European markets proved volatile on Monday, as nervousness about oil prices and the Chinese economy prevailed. They quickly wiped out an early gain, as a slight fillip from China's renminbi rate fix at its strongest level since Jan. 6 was outweighed by Iran's plans to release a further 500,000 barrels of oil a day following the lifting of sanctions agreed over the weekend. Brent Crude fell below $29 a barrel, pushing down oil majors such as Britain's BP plc and Anglo-Dutch Royal Dutch Shell plc. Yet by late morning many indices were back in positive territory.
Shortly before 11.00 GMT, the FTSE100 was up 0.44% at 5,29.51, while in Paris the CAC40 was up 0.40% at 4,226.89 and in Frankfurt the DAX was up 0.49% at 9,591.214.
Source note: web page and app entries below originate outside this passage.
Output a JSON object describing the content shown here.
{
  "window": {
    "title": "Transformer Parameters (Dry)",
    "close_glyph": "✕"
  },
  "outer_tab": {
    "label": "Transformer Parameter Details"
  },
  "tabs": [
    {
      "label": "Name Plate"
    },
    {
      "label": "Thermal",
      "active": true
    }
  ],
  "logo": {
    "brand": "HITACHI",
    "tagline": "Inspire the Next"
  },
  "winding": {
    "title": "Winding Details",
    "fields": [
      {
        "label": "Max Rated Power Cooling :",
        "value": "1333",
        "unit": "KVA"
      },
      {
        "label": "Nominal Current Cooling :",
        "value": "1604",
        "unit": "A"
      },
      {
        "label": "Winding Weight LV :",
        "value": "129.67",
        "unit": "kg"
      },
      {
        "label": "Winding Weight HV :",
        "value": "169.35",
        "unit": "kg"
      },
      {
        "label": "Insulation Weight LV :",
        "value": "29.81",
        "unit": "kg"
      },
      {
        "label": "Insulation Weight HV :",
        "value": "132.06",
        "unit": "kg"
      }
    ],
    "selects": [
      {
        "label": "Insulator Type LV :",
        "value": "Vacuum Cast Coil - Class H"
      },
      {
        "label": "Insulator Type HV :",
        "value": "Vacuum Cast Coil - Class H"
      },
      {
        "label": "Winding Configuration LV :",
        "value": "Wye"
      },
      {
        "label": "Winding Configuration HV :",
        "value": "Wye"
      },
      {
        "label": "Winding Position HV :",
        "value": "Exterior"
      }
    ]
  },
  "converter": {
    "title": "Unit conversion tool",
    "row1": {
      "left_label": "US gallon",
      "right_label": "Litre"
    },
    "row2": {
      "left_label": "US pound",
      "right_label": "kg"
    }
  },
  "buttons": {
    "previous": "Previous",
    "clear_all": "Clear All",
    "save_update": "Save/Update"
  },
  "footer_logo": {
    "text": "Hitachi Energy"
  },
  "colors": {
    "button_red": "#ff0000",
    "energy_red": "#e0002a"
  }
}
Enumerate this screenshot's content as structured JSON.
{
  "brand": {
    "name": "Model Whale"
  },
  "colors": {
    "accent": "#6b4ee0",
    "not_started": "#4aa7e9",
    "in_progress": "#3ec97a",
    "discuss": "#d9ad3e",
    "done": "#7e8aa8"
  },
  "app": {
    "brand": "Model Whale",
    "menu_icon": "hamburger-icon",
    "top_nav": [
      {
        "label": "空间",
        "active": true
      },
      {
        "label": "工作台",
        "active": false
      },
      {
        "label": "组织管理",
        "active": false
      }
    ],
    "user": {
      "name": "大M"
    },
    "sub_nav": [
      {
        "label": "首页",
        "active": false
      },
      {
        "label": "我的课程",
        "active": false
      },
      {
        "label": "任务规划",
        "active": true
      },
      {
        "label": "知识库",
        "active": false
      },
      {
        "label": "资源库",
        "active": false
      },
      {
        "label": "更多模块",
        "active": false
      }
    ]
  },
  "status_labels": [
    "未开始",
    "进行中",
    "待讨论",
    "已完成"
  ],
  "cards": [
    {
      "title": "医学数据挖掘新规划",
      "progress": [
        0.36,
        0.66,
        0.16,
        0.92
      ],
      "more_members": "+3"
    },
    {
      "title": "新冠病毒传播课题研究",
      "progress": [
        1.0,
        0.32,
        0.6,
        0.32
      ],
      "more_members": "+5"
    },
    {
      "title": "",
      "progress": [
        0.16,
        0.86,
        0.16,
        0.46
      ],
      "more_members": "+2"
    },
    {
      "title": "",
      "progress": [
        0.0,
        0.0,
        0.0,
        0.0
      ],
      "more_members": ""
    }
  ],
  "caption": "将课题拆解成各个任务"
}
Iran's hoped for reintegration into the world market could also benefit European industrial and consumer stocks. Truck and carmaker Daimler AG rose 0.35% in Frankfurt to €64.49 a share, after it said it signed letters of intent with Iran Khodro Diesel and Mammut Group on a joint venture for making Mercedes trucks and establishing a sales company. It could also buy a stake in an Iranian diesel engine maker.
Boeing Co.'s BA European rival Airbus Group SE also gained some altitude on expectations of a sale of 114 aircraft to Iran announced at the weekend in Tehran, though it lost much of its early rise as the market slipped. By the end of the morning in Paris it was up just 0.18% at €56.25.
In London, Irish pharma group Shire plc was the top gainer, after an upgrade by Exane BNP Paribas to outperform from neutral, following its $32 billion deal last week to acquire rare diseases specialist Baxalta Inc..
Supermarket chain J. Sainsbury plc slipped 0.98% to 241.50 pence, despite the confirmation of an agreed deal for Australian conglomerate Wesfarmers Ltd. to acquire home improvement chain Homebase from Britain's Home Retail Group plc. In theory, the deal could ease the way for Sainsbury to acquire Home Retail's other business, general merchandise retailer Argos., which it has been stalking since last year. But Home Retail has so far shown little enthusiasm for Sainsbury's approach, preferring to turn the unit around under its own steam. Home Retail was up 0.13% at 153.8 pence.
In Asia, Tokyo's benchmark Nikkei225 closed down 1.12% at 16,955.57, and the Topix was off 1.04% at 1,387.93. But China's combined Shanghai and Shenzhen index the CSI300 closed up 0.38% at 3,130.73, a display of confidence that was also reported to have limited the downside in Hong Kong, where the Hang Seng finished the day down 1.45% at 19,237.45.